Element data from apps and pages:

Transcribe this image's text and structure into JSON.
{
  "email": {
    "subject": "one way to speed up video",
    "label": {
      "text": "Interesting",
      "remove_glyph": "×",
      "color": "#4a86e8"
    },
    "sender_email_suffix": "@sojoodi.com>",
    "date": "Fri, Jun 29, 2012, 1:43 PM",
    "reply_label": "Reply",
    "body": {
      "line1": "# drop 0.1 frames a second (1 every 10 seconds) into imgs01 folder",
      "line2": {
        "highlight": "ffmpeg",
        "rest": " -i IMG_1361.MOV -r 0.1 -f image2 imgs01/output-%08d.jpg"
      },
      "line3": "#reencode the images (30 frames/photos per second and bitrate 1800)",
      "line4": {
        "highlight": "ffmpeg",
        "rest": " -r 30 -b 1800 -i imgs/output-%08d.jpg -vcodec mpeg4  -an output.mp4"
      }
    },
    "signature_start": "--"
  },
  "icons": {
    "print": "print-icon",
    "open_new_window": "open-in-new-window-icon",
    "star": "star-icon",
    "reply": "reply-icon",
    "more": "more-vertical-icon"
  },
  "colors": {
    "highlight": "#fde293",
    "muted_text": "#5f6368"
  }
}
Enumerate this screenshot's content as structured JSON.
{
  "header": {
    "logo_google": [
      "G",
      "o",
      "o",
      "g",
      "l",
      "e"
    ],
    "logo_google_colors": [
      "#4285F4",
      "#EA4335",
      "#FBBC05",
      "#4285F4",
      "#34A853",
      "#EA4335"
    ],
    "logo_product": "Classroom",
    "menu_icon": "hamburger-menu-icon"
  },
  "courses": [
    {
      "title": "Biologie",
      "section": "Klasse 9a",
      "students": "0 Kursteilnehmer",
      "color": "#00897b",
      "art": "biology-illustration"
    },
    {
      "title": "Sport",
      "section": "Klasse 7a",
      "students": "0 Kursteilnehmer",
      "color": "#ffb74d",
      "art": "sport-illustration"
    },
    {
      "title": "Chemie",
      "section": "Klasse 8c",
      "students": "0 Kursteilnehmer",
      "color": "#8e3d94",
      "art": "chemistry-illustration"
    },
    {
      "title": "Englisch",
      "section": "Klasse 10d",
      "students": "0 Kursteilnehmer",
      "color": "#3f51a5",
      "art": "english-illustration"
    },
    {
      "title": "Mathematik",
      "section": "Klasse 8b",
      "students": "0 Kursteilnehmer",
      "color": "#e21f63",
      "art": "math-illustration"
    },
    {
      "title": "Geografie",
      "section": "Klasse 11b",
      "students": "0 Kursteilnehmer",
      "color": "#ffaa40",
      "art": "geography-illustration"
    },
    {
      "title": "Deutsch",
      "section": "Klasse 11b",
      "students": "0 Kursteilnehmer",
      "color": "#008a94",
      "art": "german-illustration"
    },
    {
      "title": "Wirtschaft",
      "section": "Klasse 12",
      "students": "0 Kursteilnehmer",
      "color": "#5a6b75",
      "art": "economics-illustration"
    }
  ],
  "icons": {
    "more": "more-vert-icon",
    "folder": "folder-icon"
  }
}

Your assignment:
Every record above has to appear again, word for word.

Expected answer:
Transcribe this image's text and structure into JSON.
{
  "email": {
    "subject": "one way to speed up video",
    "label": {
      "text": "Interesting",
      "remove_glyph": "×",
      "color": "#4a86e8"
    },
    "sender_email_suffix": "@sojoodi.com>",
    "date": "Fri, Jun 29, 2012, 1:43 PM",
    "reply_label": "Reply",
    "body": {
      "line1": "# drop 0.1 frames a second (1 every 10 seconds) into imgs01 folder",
      "line2": {
        "highlight": "ffmpeg",
        "rest": " -i IMG_1361.MOV -r 0.1 -f image2 imgs01/output-%08d.jpg"
      },
      "line3": "#reencode the images (30 frames/photos per second and bitrate 1800)",
      "line4": {
        "highlight": "ffmpeg",
        "rest": " -r 30 -b 1800 -i imgs/output-%08d.jpg -vcodec mpeg4  -an output.mp4"
      }
    },
    "signature_start": "--"
  },
  "icons": {
    "print": "print-icon",
    "open_new_window": "open-in-new-window-icon",
    "star": "star-icon",
    "reply": "reply-icon",
    "more": "more-vertical-icon"
  },
  "colors": {
    "highlight": "#fde293",
    "muted_text": "#5f6368"
  }
}
Enumerate this screenshot's content as structured JSON.
{
  "header": {
    "logo_google": [
      "G",
      "o",
      "o",
      "g",
      "l",
      "e"
    ],
    "logo_google_colors": [
      "#4285F4",
      "#EA4335",
      "#FBBC05",
      "#4285F4",
      "#34A853",
      "#EA4335"
    ],
    "logo_product": "Classroom",
    "menu_icon": "hamburger-menu-icon"
  },
  "courses": [
    {
      "title": "Biologie",
      "section": "Klasse 9a",
      "students": "0 Kursteilnehmer",
      "color": "#00897b",
      "art": "biology-illustration"
    },
    {
      "title": "Sport",
      "section": "Klasse 7a",
      "students": "0 Kursteilnehmer",
      "color": "#ffb74d",
      "art": "sport-illustration"
    },
    {
      "title": "Chemie",
      "section": "Klasse 8c",
      "students": "0 Kursteilnehmer",
      "color": "#8e3d94",
      "art": "chemistry-illustration"
    },
    {
      "title": "Englisch",
      "section": "Klasse 10d",
      "students": "0 Kursteilnehmer",
      "color": "#3f51a5",
      "art": "english-illustration"
    },
    {
      "title": "Mathematik",
      "section": "Klasse 8b",
      "students": "0 Kursteilnehmer",
      "color": "#e21f63",
      "art": "math-illustration"
    },
    {
      "title": "Geografie",
      "section": "Klasse 11b",
      "students": "0 Kursteilnehmer",
      "color": "#ffaa40",
      "art": "geography-illustration"
    },
    {
      "title": "Deutsch",
      "section": "Klasse 11b",
      "students": "0 Kursteilnehmer",
      "color": "#008a94",
      "art": "german-illustration"
    },
    {
      "title": "Wirtschaft",
      "section": "Klasse 12",
      "students": "0 Kursteilnehmer",
      "color": "#5a6b75",
      "art": "economics-illustration"
    }
  ],
  "icons": {
    "more": "more-vert-icon",
    "folder": "folder-icon"
  }
}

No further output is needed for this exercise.